(Component data from apps and pages)
=== Begin Enclosure ===

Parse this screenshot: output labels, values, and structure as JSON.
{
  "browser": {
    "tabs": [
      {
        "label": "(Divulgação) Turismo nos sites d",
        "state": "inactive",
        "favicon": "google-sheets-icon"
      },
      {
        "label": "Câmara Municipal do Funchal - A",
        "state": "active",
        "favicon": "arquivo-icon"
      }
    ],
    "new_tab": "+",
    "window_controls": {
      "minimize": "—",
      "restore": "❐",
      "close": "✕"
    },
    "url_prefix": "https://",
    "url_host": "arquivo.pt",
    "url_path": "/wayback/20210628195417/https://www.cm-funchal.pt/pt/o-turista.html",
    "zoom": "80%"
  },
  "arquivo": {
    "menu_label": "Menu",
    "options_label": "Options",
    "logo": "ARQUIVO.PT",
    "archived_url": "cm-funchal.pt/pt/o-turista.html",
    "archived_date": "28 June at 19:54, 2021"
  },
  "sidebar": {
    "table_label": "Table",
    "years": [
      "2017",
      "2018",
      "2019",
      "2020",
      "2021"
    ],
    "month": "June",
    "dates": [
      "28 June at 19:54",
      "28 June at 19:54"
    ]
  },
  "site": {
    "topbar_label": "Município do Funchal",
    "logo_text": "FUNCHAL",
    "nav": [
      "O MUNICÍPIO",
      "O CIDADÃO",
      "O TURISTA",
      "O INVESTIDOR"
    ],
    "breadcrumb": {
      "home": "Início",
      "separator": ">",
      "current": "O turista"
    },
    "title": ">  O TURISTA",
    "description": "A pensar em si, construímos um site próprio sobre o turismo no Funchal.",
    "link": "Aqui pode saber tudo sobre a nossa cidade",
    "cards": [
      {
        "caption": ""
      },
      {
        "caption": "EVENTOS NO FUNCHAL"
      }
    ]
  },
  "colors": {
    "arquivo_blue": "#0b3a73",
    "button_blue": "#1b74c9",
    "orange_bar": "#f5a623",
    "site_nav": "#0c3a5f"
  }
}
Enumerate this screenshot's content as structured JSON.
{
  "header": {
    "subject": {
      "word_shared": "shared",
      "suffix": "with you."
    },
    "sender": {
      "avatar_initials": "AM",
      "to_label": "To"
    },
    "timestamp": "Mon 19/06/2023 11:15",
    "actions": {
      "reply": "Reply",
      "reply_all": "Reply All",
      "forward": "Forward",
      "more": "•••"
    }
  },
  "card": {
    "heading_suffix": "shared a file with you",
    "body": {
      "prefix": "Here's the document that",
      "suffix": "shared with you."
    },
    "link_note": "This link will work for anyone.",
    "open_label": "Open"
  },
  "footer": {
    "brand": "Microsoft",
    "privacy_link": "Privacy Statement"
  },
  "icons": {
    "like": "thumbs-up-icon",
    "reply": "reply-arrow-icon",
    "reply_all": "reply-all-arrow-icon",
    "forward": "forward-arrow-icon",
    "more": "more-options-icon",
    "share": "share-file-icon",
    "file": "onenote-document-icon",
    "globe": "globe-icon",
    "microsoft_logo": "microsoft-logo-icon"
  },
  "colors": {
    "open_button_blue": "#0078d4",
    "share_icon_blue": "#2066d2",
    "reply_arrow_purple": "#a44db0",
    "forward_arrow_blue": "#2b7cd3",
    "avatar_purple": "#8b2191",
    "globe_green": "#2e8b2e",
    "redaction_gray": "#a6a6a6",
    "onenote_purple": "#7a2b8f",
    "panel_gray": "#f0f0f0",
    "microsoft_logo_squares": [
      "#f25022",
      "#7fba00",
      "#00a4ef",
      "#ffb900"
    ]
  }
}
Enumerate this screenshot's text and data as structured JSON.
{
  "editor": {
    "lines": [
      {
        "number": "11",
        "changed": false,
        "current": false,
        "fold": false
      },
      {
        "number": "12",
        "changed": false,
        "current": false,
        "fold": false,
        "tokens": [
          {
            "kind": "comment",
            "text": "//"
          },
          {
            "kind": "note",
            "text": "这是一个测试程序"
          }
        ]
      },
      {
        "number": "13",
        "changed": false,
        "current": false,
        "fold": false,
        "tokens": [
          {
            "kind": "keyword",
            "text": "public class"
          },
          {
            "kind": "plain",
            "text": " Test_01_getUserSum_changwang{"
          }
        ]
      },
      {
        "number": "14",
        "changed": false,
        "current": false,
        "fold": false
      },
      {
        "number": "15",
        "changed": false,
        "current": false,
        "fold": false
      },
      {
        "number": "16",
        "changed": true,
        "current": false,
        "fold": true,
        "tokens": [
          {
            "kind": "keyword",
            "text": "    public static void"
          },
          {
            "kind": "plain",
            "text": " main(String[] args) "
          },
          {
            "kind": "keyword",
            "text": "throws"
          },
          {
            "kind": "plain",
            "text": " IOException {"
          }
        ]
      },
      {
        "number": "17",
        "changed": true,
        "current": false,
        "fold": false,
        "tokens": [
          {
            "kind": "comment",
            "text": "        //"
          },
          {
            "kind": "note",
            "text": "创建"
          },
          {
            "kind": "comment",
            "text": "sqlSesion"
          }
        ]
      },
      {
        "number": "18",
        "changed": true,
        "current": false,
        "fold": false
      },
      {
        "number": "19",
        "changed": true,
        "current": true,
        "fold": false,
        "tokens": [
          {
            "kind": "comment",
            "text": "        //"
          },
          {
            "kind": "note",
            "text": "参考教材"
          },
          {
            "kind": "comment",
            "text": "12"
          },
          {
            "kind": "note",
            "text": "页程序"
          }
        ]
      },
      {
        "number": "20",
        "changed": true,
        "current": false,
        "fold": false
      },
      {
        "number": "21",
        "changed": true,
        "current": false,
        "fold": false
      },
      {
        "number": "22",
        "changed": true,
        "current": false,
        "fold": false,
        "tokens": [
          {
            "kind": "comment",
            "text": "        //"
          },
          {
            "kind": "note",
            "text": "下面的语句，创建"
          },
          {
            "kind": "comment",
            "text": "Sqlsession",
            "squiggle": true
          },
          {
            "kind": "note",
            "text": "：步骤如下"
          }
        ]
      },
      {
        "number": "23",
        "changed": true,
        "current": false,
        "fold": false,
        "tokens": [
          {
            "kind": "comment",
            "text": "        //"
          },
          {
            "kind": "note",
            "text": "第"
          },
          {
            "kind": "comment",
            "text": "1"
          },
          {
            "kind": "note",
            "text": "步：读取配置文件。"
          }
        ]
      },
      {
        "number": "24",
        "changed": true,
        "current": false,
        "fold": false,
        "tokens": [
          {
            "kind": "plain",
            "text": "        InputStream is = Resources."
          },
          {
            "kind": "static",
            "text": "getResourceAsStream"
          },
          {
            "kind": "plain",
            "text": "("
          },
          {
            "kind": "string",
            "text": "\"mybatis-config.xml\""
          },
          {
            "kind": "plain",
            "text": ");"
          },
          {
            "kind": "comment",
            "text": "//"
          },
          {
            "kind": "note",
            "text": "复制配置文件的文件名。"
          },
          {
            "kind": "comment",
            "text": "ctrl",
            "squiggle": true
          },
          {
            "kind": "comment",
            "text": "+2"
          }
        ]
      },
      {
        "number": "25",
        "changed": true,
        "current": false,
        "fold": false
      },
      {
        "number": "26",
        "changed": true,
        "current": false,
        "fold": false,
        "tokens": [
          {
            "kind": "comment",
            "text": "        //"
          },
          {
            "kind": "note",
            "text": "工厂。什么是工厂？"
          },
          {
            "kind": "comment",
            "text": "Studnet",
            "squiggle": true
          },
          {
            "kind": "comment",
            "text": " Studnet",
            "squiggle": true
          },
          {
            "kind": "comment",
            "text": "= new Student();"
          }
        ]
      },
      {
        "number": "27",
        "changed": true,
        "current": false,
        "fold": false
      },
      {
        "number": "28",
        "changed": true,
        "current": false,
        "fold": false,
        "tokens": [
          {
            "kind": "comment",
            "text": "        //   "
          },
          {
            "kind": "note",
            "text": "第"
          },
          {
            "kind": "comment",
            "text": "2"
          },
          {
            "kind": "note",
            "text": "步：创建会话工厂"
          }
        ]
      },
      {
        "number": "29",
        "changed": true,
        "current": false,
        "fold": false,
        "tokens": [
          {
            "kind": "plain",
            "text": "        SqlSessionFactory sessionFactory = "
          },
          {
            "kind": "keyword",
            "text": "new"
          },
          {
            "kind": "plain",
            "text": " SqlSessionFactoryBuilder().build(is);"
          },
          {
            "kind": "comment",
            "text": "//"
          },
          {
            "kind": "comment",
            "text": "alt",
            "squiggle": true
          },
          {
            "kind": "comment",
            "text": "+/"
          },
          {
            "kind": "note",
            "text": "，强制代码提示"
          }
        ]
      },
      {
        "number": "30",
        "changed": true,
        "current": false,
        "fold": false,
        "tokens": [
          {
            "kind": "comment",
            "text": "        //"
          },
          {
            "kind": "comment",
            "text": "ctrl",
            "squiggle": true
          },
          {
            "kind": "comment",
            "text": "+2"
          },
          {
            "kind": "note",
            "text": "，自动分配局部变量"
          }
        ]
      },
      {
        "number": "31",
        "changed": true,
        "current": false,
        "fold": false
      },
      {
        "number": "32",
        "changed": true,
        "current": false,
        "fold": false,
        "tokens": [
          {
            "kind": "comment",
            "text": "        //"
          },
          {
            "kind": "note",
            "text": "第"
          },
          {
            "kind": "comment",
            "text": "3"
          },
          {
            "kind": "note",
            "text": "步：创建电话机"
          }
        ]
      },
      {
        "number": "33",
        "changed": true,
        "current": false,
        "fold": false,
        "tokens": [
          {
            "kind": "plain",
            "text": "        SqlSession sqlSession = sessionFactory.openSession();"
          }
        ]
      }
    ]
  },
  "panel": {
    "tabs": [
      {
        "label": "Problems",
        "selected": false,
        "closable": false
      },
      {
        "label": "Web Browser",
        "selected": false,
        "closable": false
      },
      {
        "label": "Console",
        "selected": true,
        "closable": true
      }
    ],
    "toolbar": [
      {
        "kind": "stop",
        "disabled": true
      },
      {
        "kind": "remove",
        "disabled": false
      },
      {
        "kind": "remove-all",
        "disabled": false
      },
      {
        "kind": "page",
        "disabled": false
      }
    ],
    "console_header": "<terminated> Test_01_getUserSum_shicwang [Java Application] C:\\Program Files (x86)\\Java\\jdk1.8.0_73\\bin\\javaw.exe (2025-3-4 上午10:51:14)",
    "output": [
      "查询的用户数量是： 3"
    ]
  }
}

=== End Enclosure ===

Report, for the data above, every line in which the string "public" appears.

            "text": "public class"
            "text": "    public static void"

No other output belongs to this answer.